In the never-ending quest to clean up my writing and embrace the philosophy of "less is more", I've started wondering - can there be too much description? We want to paint a vivid, accurate picture of what's happening in our stories. We want the readers to see what we see when we close our eyes. We want to breathe life into our characters using only letters on a page.
On the flip side, we also don't want to treat our readers like idiots. If we leave a little wiggle room in our descriptions, it's possible that the reader is able to imprint his/her own ideas, and become more immersed in the plot and invested in the characters. Perhaps they even want to become our heroes and live vicariously through our tales of triumph.
To repeat my previous statement: there's lots of middle ground. We all fear the dreaded purple prose. We don't want our points to get bogged down in a lot of frills. There's probably a cake/icing analogy in here somewhere, but I'm the person who will scrape off the icing with my finger to eat it and leave the cake behind, so I'd better not go there. At the same time, we don't want our prose to be dry and boring (much like cake!). There has to be something in there that grabs the readers and draws them in to our fictional worlds.
So far, I've been trying to keep a few "rules" in mind.
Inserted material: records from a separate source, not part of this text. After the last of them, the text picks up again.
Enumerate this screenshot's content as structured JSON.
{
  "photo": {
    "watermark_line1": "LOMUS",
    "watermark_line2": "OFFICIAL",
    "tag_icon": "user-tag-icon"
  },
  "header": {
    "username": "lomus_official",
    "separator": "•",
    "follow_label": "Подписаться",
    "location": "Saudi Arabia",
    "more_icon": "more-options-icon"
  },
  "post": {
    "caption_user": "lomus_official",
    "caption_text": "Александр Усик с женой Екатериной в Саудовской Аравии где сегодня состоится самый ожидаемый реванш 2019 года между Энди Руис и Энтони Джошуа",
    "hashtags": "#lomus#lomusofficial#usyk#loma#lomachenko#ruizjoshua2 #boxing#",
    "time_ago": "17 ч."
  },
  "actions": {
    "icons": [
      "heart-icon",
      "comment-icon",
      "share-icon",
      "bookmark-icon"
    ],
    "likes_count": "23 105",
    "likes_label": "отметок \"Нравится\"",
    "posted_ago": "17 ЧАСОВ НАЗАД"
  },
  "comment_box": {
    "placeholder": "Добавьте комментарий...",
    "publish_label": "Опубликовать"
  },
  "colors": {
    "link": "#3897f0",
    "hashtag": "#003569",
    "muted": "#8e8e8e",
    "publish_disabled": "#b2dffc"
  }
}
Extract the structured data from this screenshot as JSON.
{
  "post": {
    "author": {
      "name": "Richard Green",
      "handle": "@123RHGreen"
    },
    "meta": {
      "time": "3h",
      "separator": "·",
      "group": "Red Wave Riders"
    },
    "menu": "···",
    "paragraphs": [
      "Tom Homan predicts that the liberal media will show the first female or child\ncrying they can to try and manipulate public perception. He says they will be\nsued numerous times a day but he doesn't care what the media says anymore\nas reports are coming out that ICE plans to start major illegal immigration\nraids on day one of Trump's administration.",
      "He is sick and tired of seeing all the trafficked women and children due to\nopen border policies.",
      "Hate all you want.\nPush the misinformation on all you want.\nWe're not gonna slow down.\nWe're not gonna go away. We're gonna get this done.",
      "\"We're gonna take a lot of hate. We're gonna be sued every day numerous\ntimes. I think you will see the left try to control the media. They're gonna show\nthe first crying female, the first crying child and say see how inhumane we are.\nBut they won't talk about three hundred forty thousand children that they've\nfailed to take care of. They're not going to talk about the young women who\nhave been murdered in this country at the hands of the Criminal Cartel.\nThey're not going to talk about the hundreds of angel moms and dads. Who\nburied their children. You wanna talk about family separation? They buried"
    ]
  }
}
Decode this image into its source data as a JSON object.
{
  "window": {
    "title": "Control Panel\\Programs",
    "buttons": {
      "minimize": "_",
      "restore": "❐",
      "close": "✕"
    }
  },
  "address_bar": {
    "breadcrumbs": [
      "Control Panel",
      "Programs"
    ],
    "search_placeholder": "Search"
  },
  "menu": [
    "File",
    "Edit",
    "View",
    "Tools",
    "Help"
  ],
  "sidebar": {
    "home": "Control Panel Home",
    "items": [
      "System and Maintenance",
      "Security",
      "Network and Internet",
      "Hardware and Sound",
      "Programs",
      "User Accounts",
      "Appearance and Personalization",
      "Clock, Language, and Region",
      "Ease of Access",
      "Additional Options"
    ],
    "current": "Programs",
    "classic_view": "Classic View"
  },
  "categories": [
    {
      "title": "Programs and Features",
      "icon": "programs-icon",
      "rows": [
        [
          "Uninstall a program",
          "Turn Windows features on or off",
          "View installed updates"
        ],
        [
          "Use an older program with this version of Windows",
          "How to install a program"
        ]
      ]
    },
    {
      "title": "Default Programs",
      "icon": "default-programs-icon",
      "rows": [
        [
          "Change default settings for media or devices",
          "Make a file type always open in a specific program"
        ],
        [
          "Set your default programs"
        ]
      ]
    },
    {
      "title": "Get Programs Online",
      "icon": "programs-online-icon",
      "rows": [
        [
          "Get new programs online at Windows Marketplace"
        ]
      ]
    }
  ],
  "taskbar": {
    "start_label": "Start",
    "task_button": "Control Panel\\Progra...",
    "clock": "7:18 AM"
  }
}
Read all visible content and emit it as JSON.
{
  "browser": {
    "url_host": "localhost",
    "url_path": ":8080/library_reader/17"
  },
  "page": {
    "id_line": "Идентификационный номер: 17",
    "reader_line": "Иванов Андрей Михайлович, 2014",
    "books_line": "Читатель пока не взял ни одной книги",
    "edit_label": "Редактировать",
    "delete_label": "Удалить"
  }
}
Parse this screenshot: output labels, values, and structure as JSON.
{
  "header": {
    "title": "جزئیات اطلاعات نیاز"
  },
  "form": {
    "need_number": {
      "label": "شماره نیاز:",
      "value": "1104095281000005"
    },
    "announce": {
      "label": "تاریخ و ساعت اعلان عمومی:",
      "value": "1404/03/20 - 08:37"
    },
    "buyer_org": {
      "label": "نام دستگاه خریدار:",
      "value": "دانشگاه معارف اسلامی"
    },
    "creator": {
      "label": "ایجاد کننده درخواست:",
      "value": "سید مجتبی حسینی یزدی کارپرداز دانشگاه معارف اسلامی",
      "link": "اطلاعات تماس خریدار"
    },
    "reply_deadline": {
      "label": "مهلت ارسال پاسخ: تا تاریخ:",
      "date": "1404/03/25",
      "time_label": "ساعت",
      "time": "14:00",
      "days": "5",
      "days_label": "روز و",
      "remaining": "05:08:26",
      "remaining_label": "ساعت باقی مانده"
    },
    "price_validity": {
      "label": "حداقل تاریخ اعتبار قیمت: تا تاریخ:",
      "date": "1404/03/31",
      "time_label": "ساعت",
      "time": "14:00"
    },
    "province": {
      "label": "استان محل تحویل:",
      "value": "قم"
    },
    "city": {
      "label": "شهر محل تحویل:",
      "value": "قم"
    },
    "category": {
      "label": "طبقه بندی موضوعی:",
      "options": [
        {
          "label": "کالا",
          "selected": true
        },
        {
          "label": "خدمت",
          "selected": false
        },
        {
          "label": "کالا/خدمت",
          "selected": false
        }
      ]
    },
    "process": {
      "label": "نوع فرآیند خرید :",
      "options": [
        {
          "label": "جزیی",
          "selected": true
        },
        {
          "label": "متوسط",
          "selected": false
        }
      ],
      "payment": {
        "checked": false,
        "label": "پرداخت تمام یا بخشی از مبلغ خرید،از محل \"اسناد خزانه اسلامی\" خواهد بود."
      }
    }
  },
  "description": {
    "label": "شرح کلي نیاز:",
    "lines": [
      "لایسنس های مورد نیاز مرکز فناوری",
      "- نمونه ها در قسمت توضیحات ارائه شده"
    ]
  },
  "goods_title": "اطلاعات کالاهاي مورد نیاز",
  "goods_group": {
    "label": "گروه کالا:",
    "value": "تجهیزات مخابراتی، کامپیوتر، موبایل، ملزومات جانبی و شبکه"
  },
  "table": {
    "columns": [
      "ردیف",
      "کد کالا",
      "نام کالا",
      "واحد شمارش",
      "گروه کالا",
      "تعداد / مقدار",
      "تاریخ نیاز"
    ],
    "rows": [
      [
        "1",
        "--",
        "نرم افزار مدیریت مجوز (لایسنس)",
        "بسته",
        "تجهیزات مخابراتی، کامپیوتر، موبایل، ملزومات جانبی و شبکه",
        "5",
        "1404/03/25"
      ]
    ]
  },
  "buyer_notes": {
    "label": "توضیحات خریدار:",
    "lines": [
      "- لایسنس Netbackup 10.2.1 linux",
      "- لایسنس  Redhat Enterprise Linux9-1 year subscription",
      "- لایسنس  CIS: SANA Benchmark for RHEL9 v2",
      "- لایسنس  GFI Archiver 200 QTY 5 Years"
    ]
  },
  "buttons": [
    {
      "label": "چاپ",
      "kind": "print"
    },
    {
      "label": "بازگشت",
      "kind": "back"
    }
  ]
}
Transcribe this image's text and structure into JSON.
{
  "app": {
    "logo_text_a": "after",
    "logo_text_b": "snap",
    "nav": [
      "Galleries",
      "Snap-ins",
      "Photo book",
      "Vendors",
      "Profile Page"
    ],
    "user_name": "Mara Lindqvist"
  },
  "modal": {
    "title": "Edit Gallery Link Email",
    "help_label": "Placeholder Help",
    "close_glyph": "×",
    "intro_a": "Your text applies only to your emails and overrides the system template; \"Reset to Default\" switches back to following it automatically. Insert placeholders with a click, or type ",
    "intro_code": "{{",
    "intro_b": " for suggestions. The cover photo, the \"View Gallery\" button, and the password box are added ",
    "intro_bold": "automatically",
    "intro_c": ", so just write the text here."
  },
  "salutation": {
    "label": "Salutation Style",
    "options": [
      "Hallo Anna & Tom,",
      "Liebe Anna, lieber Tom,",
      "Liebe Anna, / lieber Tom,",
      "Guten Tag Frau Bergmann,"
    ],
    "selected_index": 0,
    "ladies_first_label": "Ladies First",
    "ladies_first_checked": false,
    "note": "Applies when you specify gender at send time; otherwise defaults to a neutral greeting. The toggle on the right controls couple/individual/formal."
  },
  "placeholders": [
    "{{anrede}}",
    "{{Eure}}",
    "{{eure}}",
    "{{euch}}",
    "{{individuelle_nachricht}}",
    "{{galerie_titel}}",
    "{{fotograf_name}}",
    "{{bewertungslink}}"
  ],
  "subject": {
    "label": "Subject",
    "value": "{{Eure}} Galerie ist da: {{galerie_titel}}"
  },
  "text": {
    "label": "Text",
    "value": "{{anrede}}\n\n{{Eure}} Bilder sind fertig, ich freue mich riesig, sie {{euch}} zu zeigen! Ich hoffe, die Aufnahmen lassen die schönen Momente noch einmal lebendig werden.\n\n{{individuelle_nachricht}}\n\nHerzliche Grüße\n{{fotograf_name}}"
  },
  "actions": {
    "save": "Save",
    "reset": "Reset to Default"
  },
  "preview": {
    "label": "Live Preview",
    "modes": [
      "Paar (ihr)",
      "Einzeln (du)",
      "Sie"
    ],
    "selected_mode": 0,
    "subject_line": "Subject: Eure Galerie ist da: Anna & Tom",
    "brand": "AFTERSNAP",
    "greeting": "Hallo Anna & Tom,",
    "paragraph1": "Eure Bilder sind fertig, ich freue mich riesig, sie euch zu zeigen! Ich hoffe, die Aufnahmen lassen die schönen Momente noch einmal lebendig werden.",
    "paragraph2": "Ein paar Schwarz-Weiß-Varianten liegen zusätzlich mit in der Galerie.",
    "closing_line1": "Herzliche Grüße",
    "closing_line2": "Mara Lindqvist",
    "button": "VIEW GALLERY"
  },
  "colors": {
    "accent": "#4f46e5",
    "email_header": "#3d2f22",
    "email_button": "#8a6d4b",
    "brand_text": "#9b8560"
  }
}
Don't ask me who wrote these rules, these are just some suggested guidelines I've picked up here and there along the way. I used to have an untamed love for adverbs, but I'm finally realizing how useless most of them are. Snip! Only when a verb actually needs to be emphasized, or if the adverb changes the likely interpretation of the verb, do I dare to throw in one of my beloved -ly words.
I've been trying to cut down on a lot of adjectives, too. Very rarely does a noun need a whole slew of descriptors. I'm trying to limit myself to one or two per sentence (if that), and I think it really does help the rhythm of my writing.
Dialogue tags have been covered by a lot of other people in a lot of different places. I won't try to re-invent the wheel. But yeah, I try to use "screamed", "whispered", "said adverbly", etc. in moderation now. The more you use something, the less effective it becomes, so I figure if someone only whispers something once in two chapters, that's got to be a big deal, right? (Maybe.)
This is just the dangerously pointy tip of the cold, jagged, unforgiving iceberg. (Gotcha!) There's no "right" way of doing things, nor is there some magical formula that will give us the perfect level of description. And as always, this is completely, totally, 100% subjective. One man's trash is another man's brilliantly sparkling treasure.